and despondency was not an abiding sensation with either. The extreme mobility or versatility of the poetical temperament was strikingly displayed in both, and also in a third poet, Burns, whose feelings and emotions, reflected in his poetry, but more capriciously exhibited in his correspondence, changed with such rapidity. In Pope there was always an under-current that he strove to conceal, and which, when discovered, is sometimes strangely at variance with his public and stately appearances.
Cromwell made one visit to Binfield. “Pray,” said the poet, “ bring a very considerable number of pint-bottles with you. This might seem a strange request, if you had not told me you would stay but as many days as you brought bottles, therefore you can't bring too many, though here we are no drunkards.” On Cromwell's return to London Pope wrote to him :
All you saw in this country charge me to assure you of their humble service, and the ladies in particular, who look upon us as but plain country fellows since they saw you, and heard more civil things in a fortnight than they expect from the whole shire of us in an age. The trophy you bore away from one of them in your snuff-box will doubtless preserve her memory, and be a testimony of your approbation for ever.
As long as Mocha's happy tree shall grow,
So long her honours, name, and praise shall last. Cromwell, of course, contrasted favourably with the rural magnates of Berkshire, who appear, from Pope's description of them, to have been of the race of Addison's fox-hunter and Fielding's Squire Western.

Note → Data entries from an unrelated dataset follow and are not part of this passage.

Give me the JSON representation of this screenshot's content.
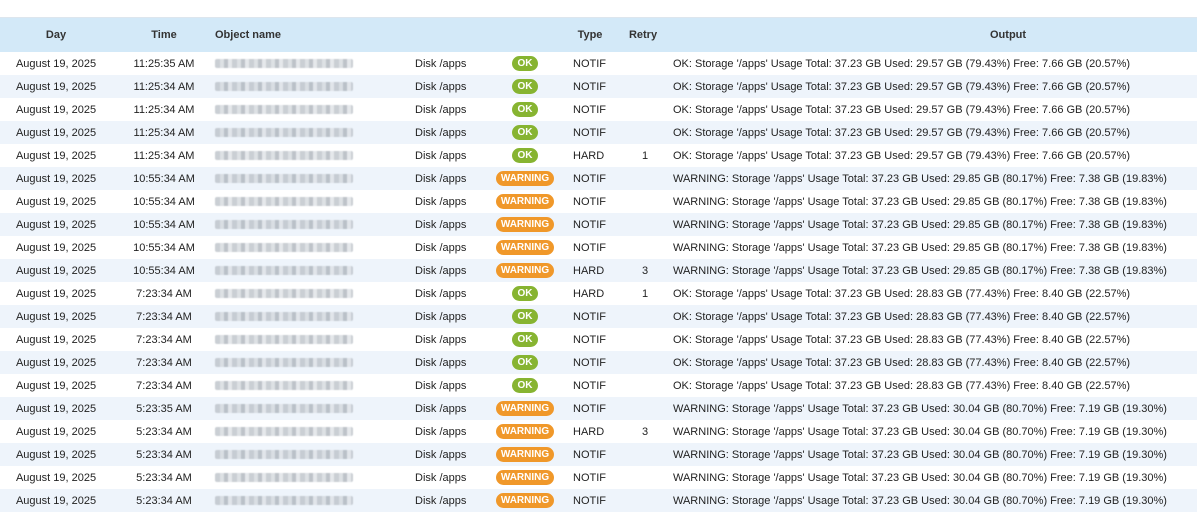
{
  "colors": {
    "header_bg": "#d3e9f8",
    "ok": "#87b431",
    "warning": "#f0982a",
    "row_alt": "#eef4fb"
  },
  "columns": {
    "day": "Day",
    "time": "Time",
    "object": "Object name",
    "type": "Type",
    "retry": "Retry",
    "output": "Output"
  },
  "rows": [
    {
      "day": "August 19, 2025",
      "time": "11:25:35 AM",
      "service": "Disk /apps",
      "status": "OK",
      "type": "NOTIF",
      "retry": "",
      "output": "OK: Storage '/apps' Usage Total: 37.23 GB Used: 29.57 GB (79.43%) Free: 7.66 GB (20.57%)"
    },
    {
      "day": "August 19, 2025",
      "time": "11:25:34 AM",
      "service": "Disk /apps",
      "status": "OK",
      "type": "NOTIF",
      "retry": "",
      "output": "OK: Storage '/apps' Usage Total: 37.23 GB Used: 29.57 GB (79.43%) Free: 7.66 GB (20.57%)"
    },
    {
      "day": "August 19, 2025",
      "time": "11:25:34 AM",
      "service": "Disk /apps",
      "status": "OK",
      "type": "NOTIF",
      "retry": "",
      "output": "OK: Storage '/apps' Usage Total: 37.23 GB Used: 29.57 GB (79.43%) Free: 7.66 GB (20.57%)"
    },
    {
      "day": "August 19, 2025",
      "time": "11:25:34 AM",
      "service": "Disk /apps",
      "status": "OK",
      "type": "NOTIF",
      "retry": "",
      "output": "OK: Storage '/apps' Usage Total: 37.23 GB Used: 29.57 GB (79.43%) Free: 7.66 GB (20.57%)"
    },
    {
      "day": "August 19, 2025",
      "time": "11:25:34 AM",
      "service": "Disk /apps",
      "status": "OK",
      "type": "HARD",
      "retry": "1",
      "output": "OK: Storage '/apps' Usage Total: 37.23 GB Used: 29.57 GB (79.43%) Free: 7.66 GB (20.57%)"
    },
    {
      "day": "August 19, 2025",
      "time": "10:55:34 AM",
      "service": "Disk /apps",
      "status": "WARNING",
      "type": "NOTIF",
      "retry": "",
      "output": "WARNING: Storage '/apps' Usage Total: 37.23 GB Used: 29.85 GB (80.17%) Free: 7.38 GB (19.83%)"
    },
    {
      "day": "August 19, 2025",
      "time": "10:55:34 AM",
      "service": "Disk /apps",
      "status": "WARNING",
      "type": "NOTIF",
      "retry": "",
      "output": "WARNING: Storage '/apps' Usage Total: 37.23 GB Used: 29.85 GB (80.17%) Free: 7.38 GB (19.83%)"
    },
    {
      "day": "August 19, 2025",
      "time": "10:55:34 AM",
      "service": "Disk /apps",
      "status": "WARNING",
      "type": "NOTIF",
      "retry": "",
      "output": "WARNING: Storage '/apps' Usage Total: 37.23 GB Used: 29.85 GB (80.17%) Free: 7.38 GB (19.83%)"
    },
    {
      "day": "August 19, 2025",
      "time": "10:55:34 AM",
      "service": "Disk /apps",
      "status": "WARNING",
      "type": "NOTIF",
      "retry": "",
      "output": "WARNING: Storage '/apps' Usage Total: 37.23 GB Used: 29.85 GB (80.17%) Free: 7.38 GB (19.83%)"
    },
    {
      "day": "August 19, 2025",
      "time": "10:55:34 AM",
      "service": "Disk /apps",
      "status": "WARNING",
      "type": "HARD",
      "retry": "3",
      "output": "WARNING: Storage '/apps' Usage Total: 37.23 GB Used: 29.85 GB (80.17%) Free: 7.38 GB (19.83%)"
    },
    {
      "day": "August 19, 2025",
      "time": "7:23:34 AM",
      "service": "Disk /apps",
      "status": "OK",
      "type": "HARD",
      "retry": "1",
      "output": "OK: Storage '/apps' Usage Total: 37.23 GB Used: 28.83 GB (77.43%) Free: 8.40 GB (22.57%)"
    },
    {
      "day": "August 19, 2025",
      "time": "7:23:34 AM",
      "service": "Disk /apps",
      "status": "OK",
      "type": "NOTIF",
      "retry": "",
      "output": "OK: Storage '/apps' Usage Total: 37.23 GB Used: 28.83 GB (77.43%) Free: 8.40 GB (22.57%)"
    },
    {
      "day": "August 19, 2025",
      "time": "7:23:34 AM",
      "service": "Disk /apps",
      "status": "OK",
      "type": "NOTIF",
      "retry": "",
      "output": "OK: Storage '/apps' Usage Total: 37.23 GB Used: 28.83 GB (77.43%) Free: 8.40 GB (22.57%)"
    },
    {
      "day": "August 19, 2025",
      "time": "7:23:34 AM",
      "service": "Disk /apps",
      "status": "OK",
      "type": "NOTIF",
      "retry": "",
      "output": "OK: Storage '/apps' Usage Total: 37.23 GB Used: 28.83 GB (77.43%) Free: 8.40 GB (22.57%)"
    },
    {
      "day": "August 19, 2025",
      "time": "7:23:34 AM",
      "service": "Disk /apps",
      "status": "OK",
      "type": "NOTIF",
      "retry": "",
      "output": "OK: Storage '/apps' Usage Total: 37.23 GB Used: 28.83 GB (77.43%) Free: 8.40 GB (22.57%)"
    },
    {
      "day": "August 19, 2025",
      "time": "5:23:35 AM",
      "service": "Disk /apps",
      "status": "WARNING",
      "type": "NOTIF",
      "retry": "",
      "output": "WARNING: Storage '/apps' Usage Total: 37.23 GB Used: 30.04 GB (80.70%) Free: 7.19 GB (19.30%)"
    },
    {
      "day": "August 19, 2025",
      "time": "5:23:34 AM",
      "service": "Disk /apps",
      "status": "WARNING",
      "type": "HARD",
      "retry": "3",
      "output": "WARNING: Storage '/apps' Usage Total: 37.23 GB Used: 30.04 GB (80.70%) Free: 7.19 GB (19.30%)"
    },
    {
      "day": "August 19, 2025",
      "time": "5:23:34 AM",
      "service": "Disk /apps",
      "status": "WARNING",
      "type": "NOTIF",
      "retry": "",
      "output": "WARNING: Storage '/apps' Usage Total: 37.23 GB Used: 30.04 GB (80.70%) Free: 7.19 GB (19.30%)"
    },
    {
      "day": "August 19, 2025",
      "time": "5:23:34 AM",
      "service": "Disk /apps",
      "status": "WARNING",
      "type": "NOTIF",
      "retry": "",
      "output": "WARNING: Storage '/apps' Usage Total: 37.23 GB Used: 30.04 GB (80.70%) Free: 7.19 GB (19.30%)"
    },
    {
      "day": "August 19, 2025",
      "time": "5:23:34 AM",
      "service": "Disk /apps",
      "status": "WARNING",
      "type": "NOTIF",
      "retry": "",
      "output": "WARNING: Storage '/apps' Usage Total: 37.23 GB Used: 30.04 GB (80.70%) Free: 7.19 GB (19.30%)"
    }
  ]
}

He writes to his town friend:
17 Even at this early period Pope seems to have applied for relief from headache to the steam of coffee, which he inhaled for this purpose throughout the whole of his life.

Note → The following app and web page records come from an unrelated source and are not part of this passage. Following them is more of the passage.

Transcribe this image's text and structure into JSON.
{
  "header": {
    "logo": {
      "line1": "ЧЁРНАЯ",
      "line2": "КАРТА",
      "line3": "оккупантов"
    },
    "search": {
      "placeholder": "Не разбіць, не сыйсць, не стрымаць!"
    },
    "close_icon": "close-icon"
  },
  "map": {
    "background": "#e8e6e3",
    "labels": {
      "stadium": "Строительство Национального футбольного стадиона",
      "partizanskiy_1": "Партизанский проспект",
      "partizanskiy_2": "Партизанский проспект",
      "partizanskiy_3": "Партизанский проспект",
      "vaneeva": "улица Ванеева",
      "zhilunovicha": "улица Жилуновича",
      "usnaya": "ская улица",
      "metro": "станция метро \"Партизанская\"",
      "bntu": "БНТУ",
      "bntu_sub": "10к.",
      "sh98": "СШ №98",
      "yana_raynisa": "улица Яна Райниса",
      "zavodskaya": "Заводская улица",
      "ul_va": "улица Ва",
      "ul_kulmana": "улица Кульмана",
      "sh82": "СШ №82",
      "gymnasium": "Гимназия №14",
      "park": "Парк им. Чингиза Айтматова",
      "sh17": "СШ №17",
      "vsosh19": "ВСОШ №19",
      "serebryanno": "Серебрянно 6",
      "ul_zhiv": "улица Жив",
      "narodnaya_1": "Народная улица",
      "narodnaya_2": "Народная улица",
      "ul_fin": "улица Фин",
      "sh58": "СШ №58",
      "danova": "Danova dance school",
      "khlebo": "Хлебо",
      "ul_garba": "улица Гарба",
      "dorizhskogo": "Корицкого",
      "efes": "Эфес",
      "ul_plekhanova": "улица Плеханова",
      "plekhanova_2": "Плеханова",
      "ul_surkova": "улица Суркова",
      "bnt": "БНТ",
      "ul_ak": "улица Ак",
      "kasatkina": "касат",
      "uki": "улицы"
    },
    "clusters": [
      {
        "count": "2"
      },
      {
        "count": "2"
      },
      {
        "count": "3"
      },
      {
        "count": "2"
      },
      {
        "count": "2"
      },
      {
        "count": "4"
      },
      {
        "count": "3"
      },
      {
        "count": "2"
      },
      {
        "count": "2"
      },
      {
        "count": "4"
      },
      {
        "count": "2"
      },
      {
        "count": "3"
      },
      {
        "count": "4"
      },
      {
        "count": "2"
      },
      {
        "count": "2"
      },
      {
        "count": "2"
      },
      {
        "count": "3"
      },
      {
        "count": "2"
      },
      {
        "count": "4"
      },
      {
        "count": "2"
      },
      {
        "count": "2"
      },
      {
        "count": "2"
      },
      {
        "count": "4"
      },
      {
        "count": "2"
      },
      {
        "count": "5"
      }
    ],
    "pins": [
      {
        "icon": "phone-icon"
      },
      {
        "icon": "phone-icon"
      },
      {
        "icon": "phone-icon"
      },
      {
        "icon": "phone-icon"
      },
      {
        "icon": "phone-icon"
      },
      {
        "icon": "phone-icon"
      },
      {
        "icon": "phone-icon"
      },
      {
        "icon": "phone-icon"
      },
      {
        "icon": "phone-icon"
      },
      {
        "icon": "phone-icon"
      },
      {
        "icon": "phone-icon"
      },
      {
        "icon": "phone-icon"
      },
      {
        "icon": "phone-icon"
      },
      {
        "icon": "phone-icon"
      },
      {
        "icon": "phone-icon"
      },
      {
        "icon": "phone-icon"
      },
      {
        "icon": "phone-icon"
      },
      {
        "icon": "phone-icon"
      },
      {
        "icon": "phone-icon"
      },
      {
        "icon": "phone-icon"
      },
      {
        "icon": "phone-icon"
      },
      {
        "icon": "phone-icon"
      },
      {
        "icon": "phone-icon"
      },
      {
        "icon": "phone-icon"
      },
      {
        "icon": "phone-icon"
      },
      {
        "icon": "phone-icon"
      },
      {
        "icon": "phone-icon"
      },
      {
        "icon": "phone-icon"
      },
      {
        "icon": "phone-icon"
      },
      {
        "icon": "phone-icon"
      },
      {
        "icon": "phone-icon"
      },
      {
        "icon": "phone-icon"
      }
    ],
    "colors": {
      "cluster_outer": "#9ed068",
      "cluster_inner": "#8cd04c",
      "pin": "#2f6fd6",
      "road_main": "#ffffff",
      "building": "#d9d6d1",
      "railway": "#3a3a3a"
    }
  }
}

I assure you, I am looked upon in the neighbourhood for a very welldisposed person ; no great hunter indeed, but a great admirer of the noble sport, and only unhappy in my want of constitution for that, and drinking. They all say, 'tis pity I am so sickly, and I think ’tis pity they are so healthy. But I say nothing that may destroy their good opinion of me: I have not quoted one Latin author since I came down, but have learned without book a song of Mr. Thomas Durfey's, who is your only poet of tolerable reputation in this country. He makes all the merriment in our entertainments, and but for him, there would be so miserable a dearth of catches, that, I fear, they would put either the parson or me upon making some for 'em. Any man, of any quality, is heartily welcome to the best toping-table of our gentry, who can roar out some rhapsodies of his works: so that in the same manner as it was said of Homer to his detractors : What ! dares any man speak against him who has given 80 many men to eat ? (meaning the rhapsodists who lived by repeating his verses) thus may it be said of Mr. Durfey to his detractors : Dares any one despise him, who has made so many men drink. Alas, sir ! this is a glory which neither you nor I must ever pretend to. Neither you with your Ovid, nor I with my Statius, can amuse a board of justices and extraordinary 'squires, or gain one hum of approbation, or laugh of admiration. These things (they would say) are too studious, they may do well enough with such as love reading, but give us your ancient poet Mr. Durfey!
This is a caricature in the style of the “men upon town,” though the difficulty of communication at that time, owing to bad roads and the want of public conveyances, checked the intercourse between different classes, and helped to give an air of strong rusticity to the character of the country gentlemen. Pope's Berkshire friends did not, it appears, even read the Spectator. As to Tom Durfey's catches, they possess a good deal of farcical humour and broad mirth, but they contain still more ribaldry and licentiousness. Durfey used to go with a fishing party every summer to Wiltshire, and would probably spend a night by the way with his roystering admirers in the Forest.18 There was much real
18 By long experience Durfey may, no doubt,
Ensnare a gudgeon or sometimes a trout ;
Fenton's Ep. to Lambard. Thomson the poet being told that Glover, the author of Leonidas, medi